7. What changed when Silas and Timothy arrived?
8. *Why do you think that the Jews opposed Paul and became abusive? What was Paul’s reaction? Explain why similar things may happen to you and me today as we preach the Gospel?
9. Paul left the synagogue explaining that in future he would go to the Gentiles – those who had never heard of the Good News (the Gospel). Where did he go, and who went with him?
Read Acts 18:9-22
10. *One night the Lord spoke to Paul in a vision. What did He say to him? If it had been you to whom the Lord spoke, would you have heard Him? Would you have been worried by the contents of what He said?
11. Did the vision that Paul had come to pass? Did it come to pass in every respect? If God were to speak to you, would you expect what He said to happen in every respect? Personal. Would you hear Him? If not, what are you going to do about it?
12. *At the Court Hearing, did Paul have to justify himself? What happened to those who had brought the case against Paul? Can we expect God to vindicate us when we stand up for Him? What happened to Sosthenes at a later date?
13. Paul left Corinth for Syria.

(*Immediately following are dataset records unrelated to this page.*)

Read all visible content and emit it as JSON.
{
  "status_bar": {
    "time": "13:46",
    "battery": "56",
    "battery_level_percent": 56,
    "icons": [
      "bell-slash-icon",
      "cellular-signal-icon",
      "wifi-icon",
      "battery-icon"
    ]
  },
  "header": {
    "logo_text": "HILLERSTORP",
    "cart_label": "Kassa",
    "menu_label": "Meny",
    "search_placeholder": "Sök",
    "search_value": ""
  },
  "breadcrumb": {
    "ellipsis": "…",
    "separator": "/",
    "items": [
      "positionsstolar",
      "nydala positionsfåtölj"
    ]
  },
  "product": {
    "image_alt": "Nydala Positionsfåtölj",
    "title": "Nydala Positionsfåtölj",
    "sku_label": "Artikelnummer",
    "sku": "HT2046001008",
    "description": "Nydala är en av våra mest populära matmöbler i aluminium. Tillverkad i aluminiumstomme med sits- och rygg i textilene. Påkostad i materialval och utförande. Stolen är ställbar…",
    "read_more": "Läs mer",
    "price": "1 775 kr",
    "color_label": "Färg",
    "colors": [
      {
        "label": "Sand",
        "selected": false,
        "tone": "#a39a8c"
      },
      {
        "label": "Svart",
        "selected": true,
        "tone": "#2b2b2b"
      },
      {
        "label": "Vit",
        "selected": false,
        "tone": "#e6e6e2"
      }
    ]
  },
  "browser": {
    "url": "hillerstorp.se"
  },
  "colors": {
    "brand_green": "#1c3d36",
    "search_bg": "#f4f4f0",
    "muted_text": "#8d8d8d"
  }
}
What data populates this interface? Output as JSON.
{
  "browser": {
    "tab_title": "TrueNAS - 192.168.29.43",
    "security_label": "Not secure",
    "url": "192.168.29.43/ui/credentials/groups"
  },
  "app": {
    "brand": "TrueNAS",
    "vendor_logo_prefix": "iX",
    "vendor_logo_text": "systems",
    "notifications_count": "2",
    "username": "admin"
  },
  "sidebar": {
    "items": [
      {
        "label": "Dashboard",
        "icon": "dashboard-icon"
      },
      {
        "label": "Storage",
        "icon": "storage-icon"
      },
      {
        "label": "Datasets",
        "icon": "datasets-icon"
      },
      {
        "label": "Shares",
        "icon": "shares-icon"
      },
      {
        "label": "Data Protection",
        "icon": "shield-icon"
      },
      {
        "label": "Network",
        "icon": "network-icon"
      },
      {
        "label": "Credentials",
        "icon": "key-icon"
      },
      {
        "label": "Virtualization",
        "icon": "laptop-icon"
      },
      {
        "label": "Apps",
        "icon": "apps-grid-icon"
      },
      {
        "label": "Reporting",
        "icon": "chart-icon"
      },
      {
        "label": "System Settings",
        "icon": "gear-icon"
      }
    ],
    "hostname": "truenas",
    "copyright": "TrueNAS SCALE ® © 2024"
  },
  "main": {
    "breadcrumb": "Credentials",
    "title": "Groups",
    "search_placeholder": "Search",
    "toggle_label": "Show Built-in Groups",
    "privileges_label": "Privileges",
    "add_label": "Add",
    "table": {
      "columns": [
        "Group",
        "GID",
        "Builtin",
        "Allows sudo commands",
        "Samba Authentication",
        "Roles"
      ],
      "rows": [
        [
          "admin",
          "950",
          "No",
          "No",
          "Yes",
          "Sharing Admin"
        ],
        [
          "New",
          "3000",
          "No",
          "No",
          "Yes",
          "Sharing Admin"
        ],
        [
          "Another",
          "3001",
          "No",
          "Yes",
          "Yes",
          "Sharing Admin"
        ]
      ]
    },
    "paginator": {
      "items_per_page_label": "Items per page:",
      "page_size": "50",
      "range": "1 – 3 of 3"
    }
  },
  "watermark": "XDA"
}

Where was his final destination? Where was his first stop? What did he do before he left Corinth? See Numbers 6:18-20.
14. Who travelled with Paul on the first part of his journey? Did Silas and Timothy travel with him?
Read Acts 18:23-28
15. Paul spent some time in Antioch. Check from the previous map how long do you think he stayed in Antioch? What was Paul’s real desire at this time? When he set off on his third missionary journey, where did he go first?
16. Who arrived in Ephesus? Although he had a thorough knowledge of the Scriptures, what was he lacking? Who helped him? How do you think this help changed his life?
17. How did Apollos help the believers in Achaia? How can you help the believers in your home town or any town to which God sends you?